Singletary went on to describe Mays as a veritable sponge for learning the intricacies of NFL pass coverage.

“He is a breath of fresh air in terms of his work ethic, his mindset,” Singletary said. “He’s driving V.J. (secondary coach Vance Joseph) and Johnnie (Lynn) crazy. He’s called me a few times. He’s called them a few times: ‘Hey coach, what about this? Hey coach, what about that? Can we get together tomorrow? Can we do this? Can I come in on Sunday?’ I know V.J. is like, ‘Man, are you kidding me?’ “

Asked about Mays’ habit of standing 35 yards off the line of scrimmage and consulting Lynn during his off-plays, Singletary said that was entirely the rookie’s idea, adding that the 49ers’ pre-draft investigation had already prepared them for such focus.

“I had a chance to talk to a number of different people about him, and they all talked about his work ethic,” the coach said. “It’s nice to see that he’s following through.”

Safety Reggie Smith, still ahead of Mays on the depth chart and a good bet to remain there this season, also like what he sees in the rookie from USC.

“Hell of an athlete, man,” Smith said. “He can cover the field. Everybody knows he has speed. Like everybody else – me and Curtis (Taylor) and all the safeties right behind us – it’s just getting in that playbook.

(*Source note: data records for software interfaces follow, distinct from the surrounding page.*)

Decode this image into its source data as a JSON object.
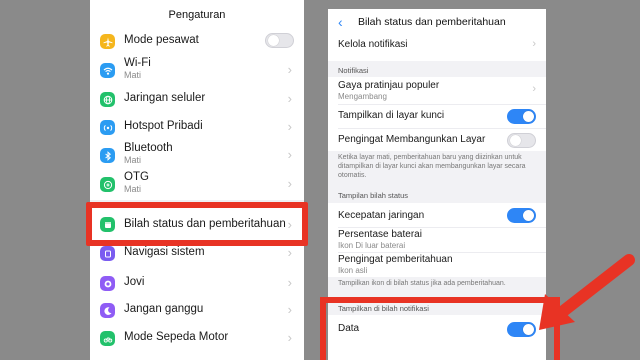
{
  "left": {
    "title": "Pengaturan",
    "items": [
      {
        "label": "Mode pesawat",
        "sub": "",
        "icon": "airplane-icon",
        "color": "#f5b61d"
      },
      {
        "label": "Wi-Fi",
        "sub": "Mati",
        "icon": "wifi-icon",
        "color": "#2b9cf2"
      },
      {
        "label": "Jaringan seluler",
        "sub": "",
        "icon": "globe-icon",
        "color": "#22c16b"
      },
      {
        "label": "Hotspot Pribadi",
        "sub": "",
        "icon": "hotspot-icon",
        "color": "#2b9cf2"
      },
      {
        "label": "Bluetooth",
        "sub": "Mati",
        "icon": "bluetooth-icon",
        "color": "#2b9cf2"
      },
      {
        "label": "OTG",
        "sub": "Mati",
        "icon": "otg-icon",
        "color": "#22c16b"
      },
      {
        "label": "Bilah status dan pemberitahuan",
        "sub": "",
        "icon": "statusbar-icon",
        "color": "#22c16b"
      },
      {
        "label": "Navigasi sistem",
        "sub": "",
        "icon": "navigation-icon",
        "color": "#7a5cf0"
      },
      {
        "label": "Jovi",
        "sub": "",
        "icon": "jovi-icon",
        "color": "#8f5cf5"
      },
      {
        "label": "Jangan ganggu",
        "sub": "",
        "icon": "moon-icon",
        "color": "#8f5cf5"
      },
      {
        "label": "Mode Sepeda Motor",
        "sub": "",
        "icon": "motorcycle-icon",
        "color": "#22c16b"
      }
    ]
  },
  "right": {
    "title": "Bilah status dan pemberitahuan",
    "kelola": "Kelola notifikasi",
    "section_notifikasi": "Notifikasi",
    "gaya_label": "Gaya pratinjau populer",
    "gaya_sub": "Mengambang",
    "tampilkan_label": "Tampilkan di layar kunci",
    "pengingat_label": "Pengingat Membangunkan Layar",
    "pengingat_note": "Ketika layar mati, pemberitahuan baru yang diizinkan untuk ditampilkan di layar kunci akan membangunkan layar secara otomatis.",
    "section_status": "Tampilan bilah status",
    "kecepatan_label": "Kecepatan jaringan",
    "persentase_label": "Persentase baterai",
    "persentase_sub": "Ikon Di luar baterai",
    "pengingat2_label": "Pengingat pemberitahuan",
    "pengingat2_sub": "Ikon asli",
    "status_note": "Tampilkan ikon di bilah status jika ada pemberitahuan.",
    "section_bilah": "Tampilkan di bilah notifikasi",
    "data_label": "Data"
  },
  "colors": {
    "accent": "#2e86f6",
    "highlight": "#e83324"
  }
}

He’s a freak of an athlete and can do a lot of things. Big body. If he can just get that playbook down, he’ll be fine.”

Bowman doesn’t leap out physically as much as Mays. But he’s a versatile, physical linebacker who also has coaches and veterans singing his praises. Over the past couple weeks, Bowman seemed quick in his reads and confident in pass coverage (when he wasn’t 25 yards downfield).

Takeo Spikes, who has played linebacker for 12-plus NFL seasons, has been encouraged by the 49ers’ third-round draft choice. He also cautions that until you get to training camp, you don’t really know what you have in a player. And that lesson can be applied to Mays, Davis, Iupati and the rest of the first-year guys.

“It’s an ongoing process. So far, from what’s been given to him, he’s doing a pretty decent job, as far as understanding what he’s supposed to be doing,” Spikes said of Bowman. “And at this point, that’s what you want of a rookie right now. It all changes when you slip the pads on. Everybody can be swimsuit champions.”